Following the EDA’s amended civil filing of October 4, BerlikLaw’s receipt of $10,000 cited as Afton Inn legal expenses in the Cherry Bekaert report on financial fraud in EDA operations is directly addressed in the EDA civil litigation.
“The Berlik Law Firm has refused to return the unauthorized payment from the Warren EDA and has taken the position that the money may have been permissibly paid to that firm which it was not,” the amended EDA civil complaint states, adding of BerlikLaw’s stance, “It has further asserted that because the money has been spent on services rendered, albeit not services rendered for the Warren EDA, the Berlik Law Firm is entitled to enjoy the benefits of the stolen money.
“The Warren EDA neither knew of nor approved of this payment.
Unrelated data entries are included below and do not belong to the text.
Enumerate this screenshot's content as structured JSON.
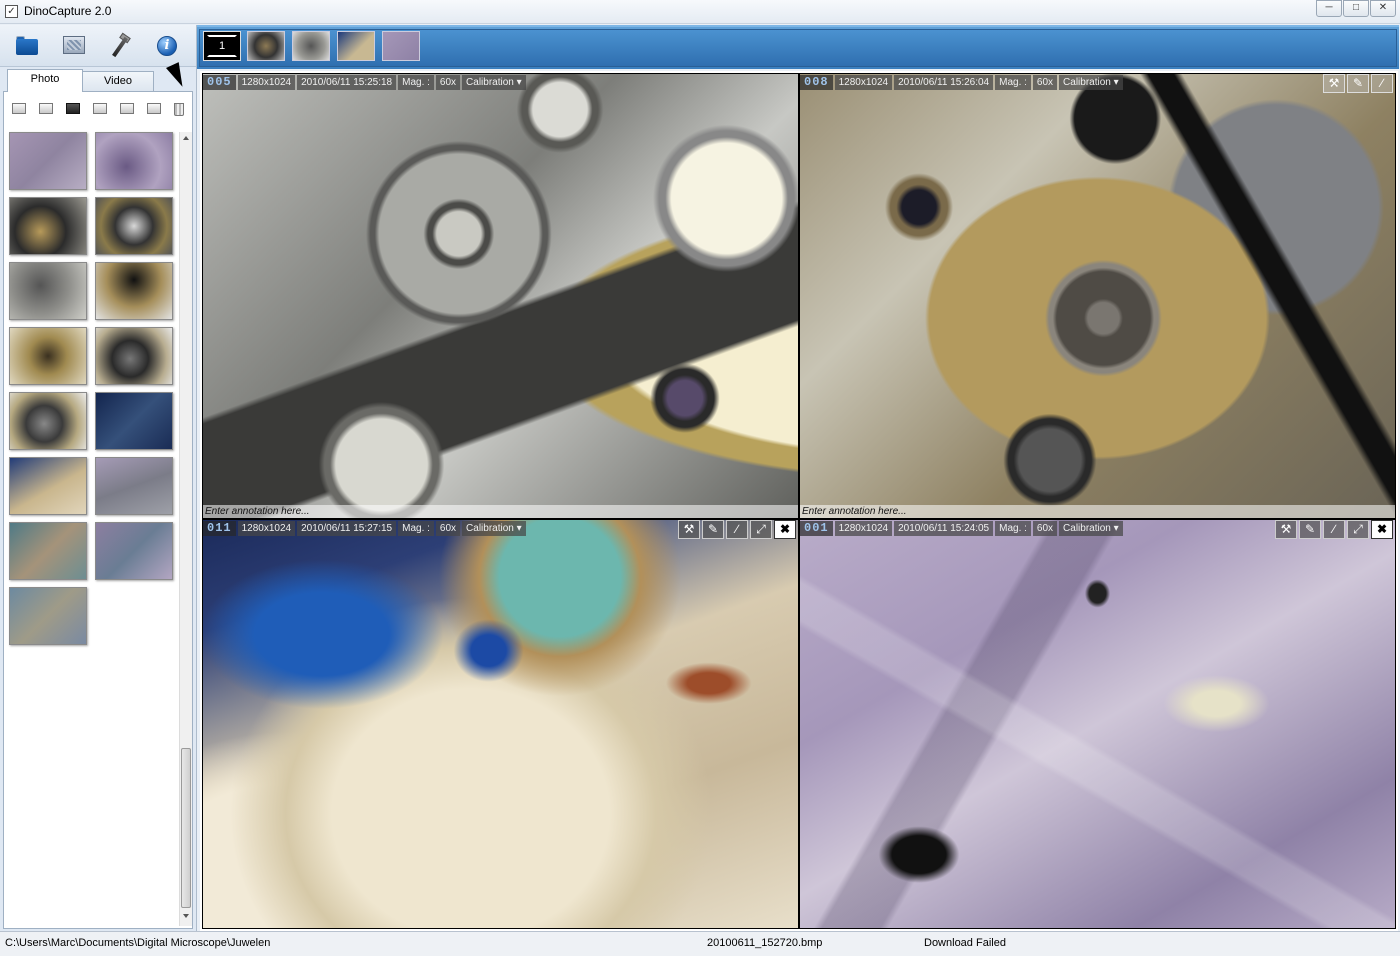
{
  "window": {
    "title": "DinoCapture 2.0"
  },
  "left_panel": {
    "tabs": [
      {
        "label": "Photo",
        "active": true
      },
      {
        "label": "Video",
        "active": false
      }
    ],
    "top_icons": [
      "folder-icon",
      "screen-capture-icon",
      "tools-icon",
      "info-icon"
    ],
    "toolbar_icons": [
      "open-icon",
      "copy-icon",
      "save-icon",
      "rename-icon",
      "print-icon",
      "email-icon",
      "trash-icon"
    ],
    "thumbnail_count": 15
  },
  "capture_strip": {
    "live_label": "1",
    "thumbnail_count": 4
  },
  "viewer": {
    "panels": [
      {
        "index": "005",
        "resolution": "1280x1024",
        "datetime": "2010/06/11 15:25:18",
        "mag_label": "Mag. :",
        "mag_value": "60x",
        "calibration": "Calibration",
        "annotation": "Enter annotation here..."
      },
      {
        "index": "008",
        "resolution": "1280x1024",
        "datetime": "2010/06/11 15:26:04",
        "mag_label": "Mag. :",
        "mag_value": "60x",
        "calibration": "Calibration",
        "annotation": "Enter annotation here..."
      },
      {
        "index": "011",
        "resolution": "1280x1024",
        "datetime": "2010/06/11 15:27:15",
        "mag_label": "Mag. :",
        "mag_value": "60x",
        "calibration": "Calibration"
      },
      {
        "index": "001",
        "resolution": "1280x1024",
        "datetime": "2010/06/11 15:24:05",
        "mag_label": "Mag. :",
        "mag_value": "60x",
        "calibration": "Calibration"
      }
    ],
    "panel_controls": [
      "wrench-icon",
      "pen-icon",
      "ruler-icon",
      "fullscreen-icon",
      "close-icon"
    ]
  },
  "status_bar": {
    "path": "C:\\Users\\Marc\\Documents\\Digital Microscope\\Juwelen",
    "filename": "20100611_152720.bmp",
    "status": "Download Failed"
  }
}
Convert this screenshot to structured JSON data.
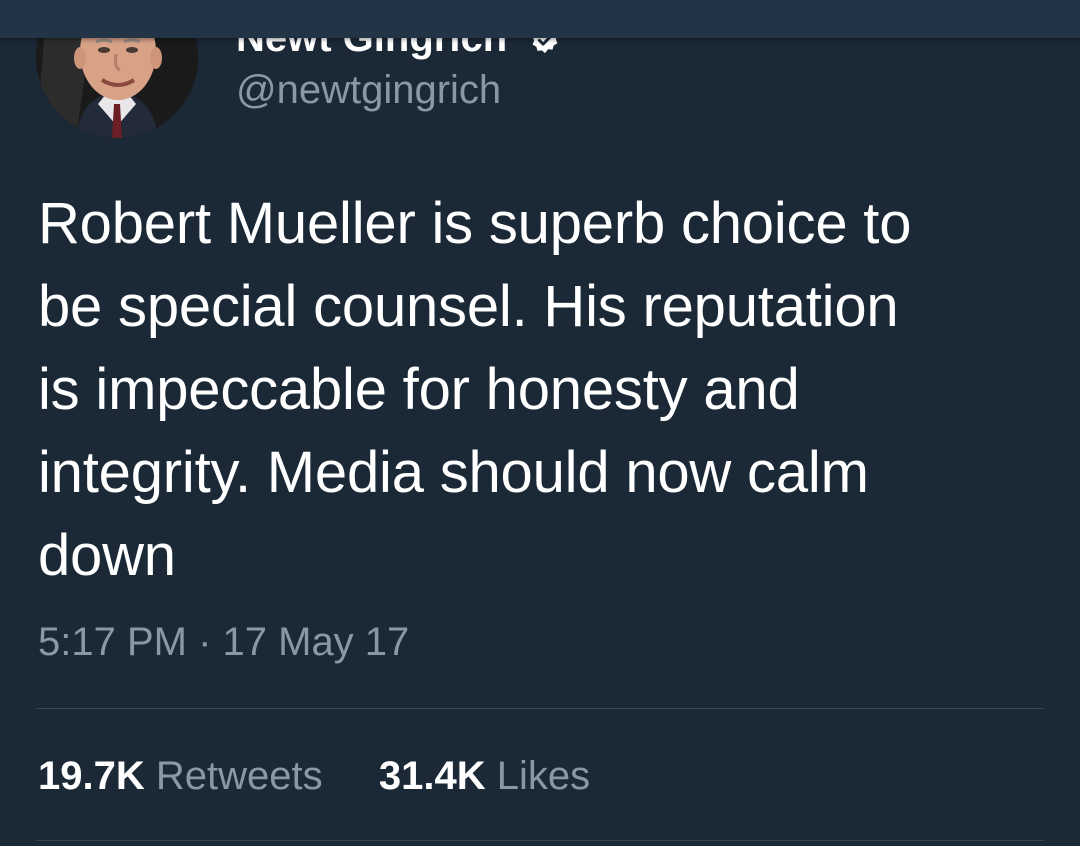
{
  "tweet": {
    "display_name": "Newt Gingrich",
    "handle": "@newtgingrich",
    "text_lines": [
      "Robert Mueller is superb choice to",
      "be special counsel. His reputation",
      "is impeccable for honesty and",
      "integrity. Media should now calm",
      "down"
    ],
    "timestamp": "5:17 PM · 17 May 17",
    "retweets_count": "19.7K",
    "retweets_label": "Retweets",
    "likes_count": "31.4K",
    "likes_label": "Likes"
  },
  "icons": {
    "verified": "verified-badge-icon",
    "avatar": "profile-avatar"
  },
  "colors": {
    "background": "#1b2836",
    "header": "#243447",
    "text_primary": "#ffffff",
    "text_secondary": "#8899a6",
    "divider": "#38444d"
  }
}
It had no need for services from the Berlik Law Firm,” Sands Anderson attorneys for the EDA wrote in the amended complaint.
When the issue of the wire transfer came up in Sayre-McDonald defamation case hearings in June, Berlik told media outside the courtroom, “I don’t work for the Afton Inn.”
Inside the courtroom on June 19, David Downes as counsel for one potential witness raised the specter of the $10,000 November 2018 payment.
Downes told the court that Berlik “can’t continue to use potentially stolen funds” to pay for his representation of McDonald” adding without suggesting Berlik had previously been aware he may have been paid with stolen funds – “He’s on notice.”
The possibility of McDonald’s use of embezzled money to pay for some aspect of her civil litigation attorneys fees was initially raised by Sands-Anderson attorney Cullen Seltzer on the EDA’s behalf during a May 22 motions hearing.
“Is she using stolen money to pay her attorneys,” Seltzer asked Judge Clifford L. Athey Jr. during discussion of McDonald’s civil counsel’s request to quash a plaintiff subpoena of his client’s financial records related to her legal representation.
In explaining the request to the court Seltzer noted that the former EDA chief executive is accused of “defrauding a significant amount of money from the EDA” and wondered if some of that money was being used to fund her legal costs.
And now BerlikLaw may have to argue the legal basis for that November 2018 payment in civil court, not on behalf of McDonald, but on its own behalf.
Lee Berlik could not be reached for comment on his firm’s withdrawal as McDonald’s civil counsel, or its stance on the November wire transfer payment prior to publication.